The Eico 720 transmitter was introduced in 1958. According to the Eico ad in the 1959 Radio Amateur's Handbook, it was sold as a kit for $79.95 or wired at $119.95. It is designed for the 80 to 10 meter ham bands (including 11 meters). It uses a 6CL6 as an electron coupled Colpitts crystal oscillator, a 6AQ5 as a Class A buffer multiplier, a 6AQ5 as clamp tube and a GZ34 / 5AR4 rectifier. Its final RF amplifier is a 6146 for 90 watts plate power input on CW. It featured a heavy copper-plated chassis and a nice low-profile design. A switch on the rear panel selects either a phono jack connection for an external VFO or a front-panel crystal. An accessory octal power socket is provided on the rear panel for powering a VFO, connecting an antenna relay, and/or an external plate modulator.
Eico sold a matching plate modulator, the 730 for $49.95 as a kit or $79.95 wired. The modulator cover, model E-5, was optional at $4.50.
Price comparisons - shopping in 1959
Heathkit offered the competing DX-40 rated at a bit less power, 75 watts, but with AM screen modulation built in, at a price of $64.95. The WRL Globe Chief 90, with specifications similar to the Eico 720, was already on the market a couple of years earlier at a price of $49.95. All of these transmitters were primarily aimed at the Novice class ham operator who was allowed to operate on CW only, with crystal control, at a maximum input of 75 watts on the lower ham bands. The slightly greater 90 watts and the provisions for an added VFO and/or modulator allowed an upgrade path after obtaining the General class license.
I'm convinced this transmitter was never used. I was attracted to this set because its copper-plated chassis and overall cosmetics were in excellent condition. The chassis had never had the self-tapping screws for the base and the top cover installed. The seller was not the original owner did not know its origin. I pulled the new-looking Amperex Bugle Boy GZ34 rectifier that I felt was wasted in this set and put it aside for an Eico audio amplifier needing one. The manual is available for download from BAMA in djvu format. I reviewed the schematic and did the usual safety checks, making sure the fuse was proper, checking for any power line to chassis leakage, and checking the power transformer for proper voltages. I then subbed a 5U4GB rectifier. The electrolytics easily reformed.

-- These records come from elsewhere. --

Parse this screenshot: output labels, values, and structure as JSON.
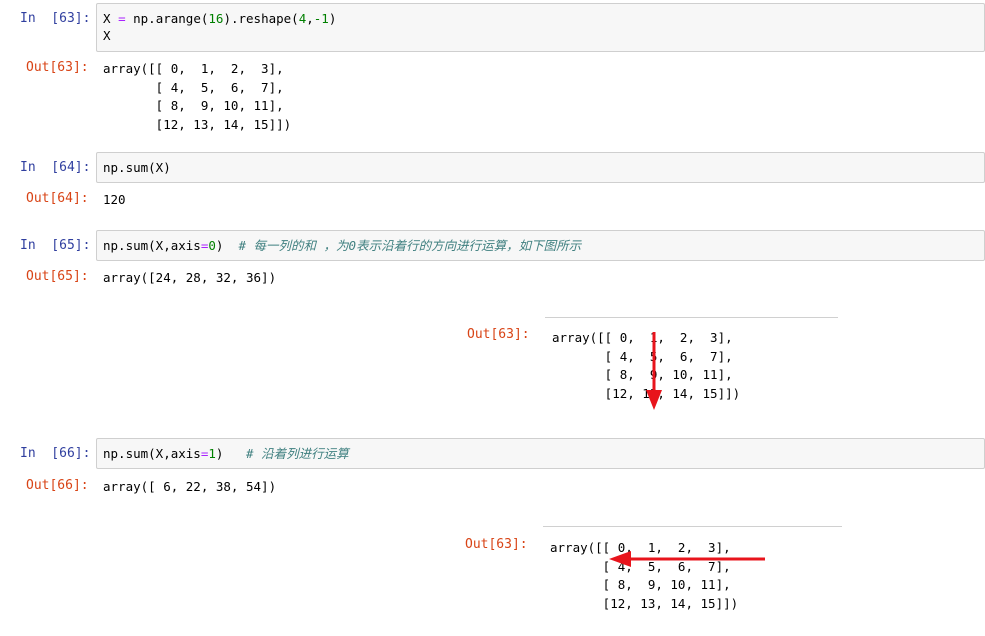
{
  "cells": [
    {
      "in_prompt": "In  [63]:",
      "code_lines": [
        [
          {
            "t": "X ",
            "c": ""
          },
          {
            "t": "=",
            "c": "op"
          },
          {
            "t": " np.arange(",
            "c": ""
          },
          {
            "t": "16",
            "c": "num"
          },
          {
            "t": ").reshape(",
            "c": ""
          },
          {
            "t": "4",
            "c": "num"
          },
          {
            "t": ",",
            "c": ""
          },
          {
            "t": "-1",
            "c": "num"
          },
          {
            "t": ")",
            "c": ""
          }
        ],
        [
          {
            "t": "X",
            "c": ""
          }
        ]
      ],
      "out_prompt": "Out[63]:",
      "out_lines": [
        "array([[ 0,  1,  2,  3],",
        "       [ 4,  5,  6,  7],",
        "       [ 8,  9, 10, 11],",
        "       [12, 13, 14, 15]])"
      ]
    },
    {
      "in_prompt": "In  [64]:",
      "code_lines": [
        [
          {
            "t": "np.sum(X)",
            "c": ""
          }
        ]
      ],
      "out_prompt": "Out[64]:",
      "out_lines": [
        "120"
      ]
    },
    {
      "in_prompt": "In  [65]:",
      "code_lines": [
        [
          {
            "t": "np.sum(X,axis",
            "c": ""
          },
          {
            "t": "=",
            "c": "op"
          },
          {
            "t": "0",
            "c": "num"
          },
          {
            "t": ")  ",
            "c": ""
          },
          {
            "t": "# 每一列的和 ，为0表示沿着行的方向进行运算，如下图所示",
            "c": "comment"
          }
        ]
      ],
      "out_prompt": "Out[65]:",
      "out_lines": [
        "array([24, 28, 32, 36])"
      ]
    },
    {
      "in_prompt": "In  [66]:",
      "code_lines": [
        [
          {
            "t": "np.sum(X,axis",
            "c": ""
          },
          {
            "t": "=",
            "c": "op"
          },
          {
            "t": "1",
            "c": "num"
          },
          {
            "t": ")   ",
            "c": ""
          },
          {
            "t": "# 沿着列进行运算",
            "c": "comment"
          }
        ]
      ],
      "out_prompt": "Out[66]:",
      "out_lines": [
        "array([ 6, 22, 38, 54])"
      ]
    }
  ],
  "illustrations": [
    {
      "out_prompt": "Out[63]:",
      "lines": [
        "array([[ 0,  1,  2,  3],",
        "       [ 4,  5,  6,  7],",
        "       [ 8,  9, 10, 11],",
        "       [12, 13, 14, 15]])"
      ],
      "arrow": "down"
    },
    {
      "out_prompt": "Out[63]:",
      "lines": [
        "array([[ 0,  1,  2,  3],",
        "       [ 4,  5,  6,  7],",
        "       [ 8,  9, 10, 11],",
        "       [12, 13, 14, 15]])"
      ],
      "arrow": "left"
    }
  ],
  "colors": {
    "in_prompt": "#303f9f",
    "out_prompt": "#d84315",
    "arrow": "#e8141c",
    "cell_bg": "#f7f7f7"
  }
}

One of the questions that arises with kit-built sets was knowing if it ever worked properly. The antenna coax under the chassis had been disconnected. Thinking the center insulation might have melted with too much heat from a soldering iron to a possible short, I cut the previous soldred portion off the cable and re-did the coax connection. I also found and fixed a bad solder joint on one side of the coil in the output Pi network.
I used a grid dip meter to confirm that each ham band setting for plate tuning was possible. The octal accessory plug did not have a jumper for B+ power to the final. I soldered a jumper wire onto the plug. I then hooked up a light bulb dummy load, inserted an 80 meter crystal , connected a key, and followed the set-up procedure in the manual to try the transmitter. The grid current meter showed no response. I momentarily switched on the final but had no response on the meter or the transmitter.
Miswired meter, bad 6146, bad solder joints.
This immediately led me to check the meter. Using a VOM, I confirmed that the meter movement was fine. I checked the wiring to the meter and determined that the meter switch was miswired. Also, one side of the cathode current meter resistor was not soldered.
I also suspected a problem with the 6146. Although the Eico-labeled 6146 looked brand new, its plate cap was loose. It turned out to be broken at the glass seal. I checked the other tubes at this point with my TV-7 mutual-transconductance tube tester. That tester is usually a bit stingy on the meter but all of the other tubes tested as if they were new. I replaced the 6146 and retested the transmitter. This time, the transmitter loaded properly into the lamp dummy load. I found one more intermittent when loading the dummy bulb. The grounding solder joint of the plate tuning cap was cold-soldered and opened under load. Resoldering that joint completed the repairs.
"New Old Stock"
As noted, I doubt the 720 had ever been used on the ham bands. The set looks and feels like "new old stock". Evidence suggests the top and bottom covers were likely never installed because it never worked properly and that the 6146 was broken rather than burned out.
A Hallicrafters TW-2000 "World-Wide" was the previous item on the bench.